ScuttlePad, a New York-based startup started by a Cub Scoutmaster, promises to be the Internet's newest safe social network for kids. But it's more like a playground without a fence in a neighborhood known for creeps.
ScuttlePad offers children, age 6-11, the opportunity to create a profile with the supervision of their parents. In order to create an account, a child must submit one parent's e-mail address and provide a favorite color, along with age and birthday. (This site is strictly a social networking site, not a social gaming site like other sites for children.)
But there is no review process for creating a profile other than having the adult confirm the child's account and receive all the passwords. The child, or anyone really, could easily put his own e-mail address in the slot and confirm it himself. Founder Chad Perry admits that he has no way of preventing someone who is not in the targeted age range from joining the site.

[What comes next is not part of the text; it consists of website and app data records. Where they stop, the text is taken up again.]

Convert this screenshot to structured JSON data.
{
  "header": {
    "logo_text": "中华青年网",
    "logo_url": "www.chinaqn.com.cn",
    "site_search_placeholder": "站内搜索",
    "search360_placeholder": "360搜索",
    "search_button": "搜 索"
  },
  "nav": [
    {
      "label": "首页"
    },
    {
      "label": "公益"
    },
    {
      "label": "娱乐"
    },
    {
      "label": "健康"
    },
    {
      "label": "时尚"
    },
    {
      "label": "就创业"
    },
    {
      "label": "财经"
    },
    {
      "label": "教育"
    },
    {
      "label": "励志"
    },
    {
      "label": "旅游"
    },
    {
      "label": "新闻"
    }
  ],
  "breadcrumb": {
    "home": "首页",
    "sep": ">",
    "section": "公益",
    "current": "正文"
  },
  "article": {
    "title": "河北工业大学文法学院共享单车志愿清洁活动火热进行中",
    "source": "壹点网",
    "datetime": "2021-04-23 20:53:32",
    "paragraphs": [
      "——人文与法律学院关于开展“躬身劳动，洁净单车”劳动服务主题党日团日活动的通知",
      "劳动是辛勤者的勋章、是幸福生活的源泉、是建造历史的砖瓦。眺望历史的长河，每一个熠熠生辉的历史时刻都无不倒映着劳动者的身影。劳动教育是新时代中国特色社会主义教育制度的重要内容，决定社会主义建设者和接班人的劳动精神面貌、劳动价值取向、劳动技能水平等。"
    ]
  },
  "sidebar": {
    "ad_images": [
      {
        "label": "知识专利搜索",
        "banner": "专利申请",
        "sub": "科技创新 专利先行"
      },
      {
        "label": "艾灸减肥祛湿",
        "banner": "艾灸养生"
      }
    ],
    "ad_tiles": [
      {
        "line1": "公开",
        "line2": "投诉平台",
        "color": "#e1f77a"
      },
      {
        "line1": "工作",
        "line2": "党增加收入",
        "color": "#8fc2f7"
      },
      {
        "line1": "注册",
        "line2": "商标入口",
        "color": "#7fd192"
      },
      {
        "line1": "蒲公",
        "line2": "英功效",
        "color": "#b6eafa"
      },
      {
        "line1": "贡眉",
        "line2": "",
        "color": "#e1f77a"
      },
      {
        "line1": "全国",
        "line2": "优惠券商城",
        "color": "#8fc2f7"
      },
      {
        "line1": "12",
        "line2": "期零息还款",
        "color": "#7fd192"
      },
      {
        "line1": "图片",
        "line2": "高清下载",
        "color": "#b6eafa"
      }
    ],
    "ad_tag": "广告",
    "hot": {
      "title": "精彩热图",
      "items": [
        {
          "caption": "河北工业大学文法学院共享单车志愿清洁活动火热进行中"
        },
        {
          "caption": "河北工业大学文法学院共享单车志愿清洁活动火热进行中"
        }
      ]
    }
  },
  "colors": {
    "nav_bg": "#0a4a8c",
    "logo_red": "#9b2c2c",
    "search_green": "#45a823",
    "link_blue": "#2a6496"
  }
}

"We can do what we can do like everyone else," Perry says. "Until there are other technologies out there to say this is not adult, we are going to have to use some of these backend checks and balances."
Those checks and balances include limited vocabulary for status updates and screening for all posted photos. Perry got the idea for the site through Boy Scouts, where he was a Cubmaster. To develop the site, he spent nine to 10 months tracking his Scouts status updates on Facebook.
On the network, members -- we hesitate to limit the demographic to children -- can upload pictures and interact with their friends through status updates. (A human being must approve all images, a plus.) Our personal favorite feature is the status update. Members can choose from pre-approved words to create these phrases, and examples include anything from "I'm at a birthday party" to "I'm arguing an bagpipe." All statuses are limited to 3-4 words, and it seems like the only threat to kids is quirky grammar.
And as far as learning social networking skills goes, our question is: Who's teaching whom here, parents or kids of a generation born with Facebook logons? Perry hopes that the design will attract children and deter adults from creating profiles. "Facebook and MySpace are more adult-oriented," he says.
ScuttlePad claims 27% of children age 9-17 are serious users of social media. So some of these students are already using existing social networking sites. Other childrens' online social sites include Webkinz, which is linked to those highly-annoying stuffed animals; Togetherville, a network for kids and their grownups; and Disney's Club Penguin. Though we assume that many of these children are on sites like Facebook and MySpace.